(Beginning of ENTRIES SHOWN)
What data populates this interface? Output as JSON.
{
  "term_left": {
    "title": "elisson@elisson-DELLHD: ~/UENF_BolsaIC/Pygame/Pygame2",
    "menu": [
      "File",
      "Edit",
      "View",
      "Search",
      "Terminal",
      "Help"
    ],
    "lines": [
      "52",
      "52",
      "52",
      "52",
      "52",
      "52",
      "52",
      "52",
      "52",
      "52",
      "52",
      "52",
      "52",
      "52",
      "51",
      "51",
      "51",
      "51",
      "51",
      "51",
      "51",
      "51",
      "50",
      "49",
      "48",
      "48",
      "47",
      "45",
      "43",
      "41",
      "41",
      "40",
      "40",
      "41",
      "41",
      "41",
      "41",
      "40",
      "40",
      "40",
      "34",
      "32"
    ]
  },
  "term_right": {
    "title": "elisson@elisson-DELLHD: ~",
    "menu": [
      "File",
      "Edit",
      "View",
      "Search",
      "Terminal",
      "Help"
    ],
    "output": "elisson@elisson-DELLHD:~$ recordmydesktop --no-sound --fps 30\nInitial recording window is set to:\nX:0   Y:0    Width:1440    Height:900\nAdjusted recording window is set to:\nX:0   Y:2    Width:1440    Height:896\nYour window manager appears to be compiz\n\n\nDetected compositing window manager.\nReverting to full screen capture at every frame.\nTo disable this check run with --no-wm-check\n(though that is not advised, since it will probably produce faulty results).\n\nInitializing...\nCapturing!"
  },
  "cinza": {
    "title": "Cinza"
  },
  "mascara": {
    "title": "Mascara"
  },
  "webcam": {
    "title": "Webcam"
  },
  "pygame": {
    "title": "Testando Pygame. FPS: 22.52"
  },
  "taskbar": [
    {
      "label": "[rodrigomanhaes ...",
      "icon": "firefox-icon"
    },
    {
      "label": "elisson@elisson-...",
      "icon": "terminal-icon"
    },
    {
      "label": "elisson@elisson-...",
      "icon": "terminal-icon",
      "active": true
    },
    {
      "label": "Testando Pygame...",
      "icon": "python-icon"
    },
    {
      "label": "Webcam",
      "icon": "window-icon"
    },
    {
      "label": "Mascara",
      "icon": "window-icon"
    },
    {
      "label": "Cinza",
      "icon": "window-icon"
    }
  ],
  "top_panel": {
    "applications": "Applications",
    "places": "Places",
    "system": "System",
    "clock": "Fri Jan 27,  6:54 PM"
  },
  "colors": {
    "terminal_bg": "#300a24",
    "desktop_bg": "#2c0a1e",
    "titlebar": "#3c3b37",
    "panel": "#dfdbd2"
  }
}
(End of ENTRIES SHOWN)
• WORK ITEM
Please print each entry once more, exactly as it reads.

• RESULT FOR THIS EXERCISE
What data populates this interface? Output as JSON.
{
  "term_left": {
    "title": "elisson@elisson-DELLHD: ~/UENF_BolsaIC/Pygame/Pygame2",
    "menu": [
      "File",
      "Edit",
      "View",
      "Search",
      "Terminal",
      "Help"
    ],
    "lines": [
      "52",
      "52",
      "52",
      "52",
      "52",
      "52",
      "52",
      "52",
      "52",
      "52",
      "52",
      "52",
      "52",
      "52",
      "51",
      "51",
      "51",
      "51",
      "51",
      "51",
      "51",
      "51",
      "50",
      "49",
      "48",
      "48",
      "47",
      "45",
      "43",
      "41",
      "41",
      "40",
      "40",
      "41",
      "41",
      "41",
      "41",
      "40",
      "40",
      "40",
      "34",
      "32"
    ]
  },
  "term_right": {
    "title": "elisson@elisson-DELLHD: ~",
    "menu": [
      "File",
      "Edit",
      "View",
      "Search",
      "Terminal",
      "Help"
    ],
    "output": "elisson@elisson-DELLHD:~$ recordmydesktop --no-sound --fps 30\nInitial recording window is set to:\nX:0   Y:0    Width:1440    Height:900\nAdjusted recording window is set to:\nX:0   Y:2    Width:1440    Height:896\nYour window manager appears to be compiz\n\n\nDetected compositing window manager.\nReverting to full screen capture at every frame.\nTo disable this check run with --no-wm-check\n(though that is not advised, since it will probably produce faulty results).\n\nInitializing...\nCapturing!"
  },
  "cinza": {
    "title": "Cinza"
  },
  "mascara": {
    "title": "Mascara"
  },
  "webcam": {
    "title": "Webcam"
  },
  "pygame": {
    "title": "Testando Pygame. FPS: 22.52"
  },
  "taskbar": [
    {
      "label": "[rodrigomanhaes ...",
      "icon": "firefox-icon"
    },
    {
      "label": "elisson@elisson-...",
      "icon": "terminal-icon"
    },
    {
      "label": "elisson@elisson-...",
      "icon": "terminal-icon",
      "active": true
    },
    {
      "label": "Testando Pygame...",
      "icon": "python-icon"
    },
    {
      "label": "Webcam",
      "icon": "window-icon"
    },
    {
      "label": "Mascara",
      "icon": "window-icon"
    },
    {
      "label": "Cinza",
      "icon": "window-icon"
    }
  ],
  "top_panel": {
    "applications": "Applications",
    "places": "Places",
    "system": "System",
    "clock": "Fri Jan 27,  6:54 PM"
  },
  "colors": {
    "terminal_bg": "#300a24",
    "desktop_bg": "#2c0a1e",
    "titlebar": "#3c3b37",
    "panel": "#dfdbd2"
  }
}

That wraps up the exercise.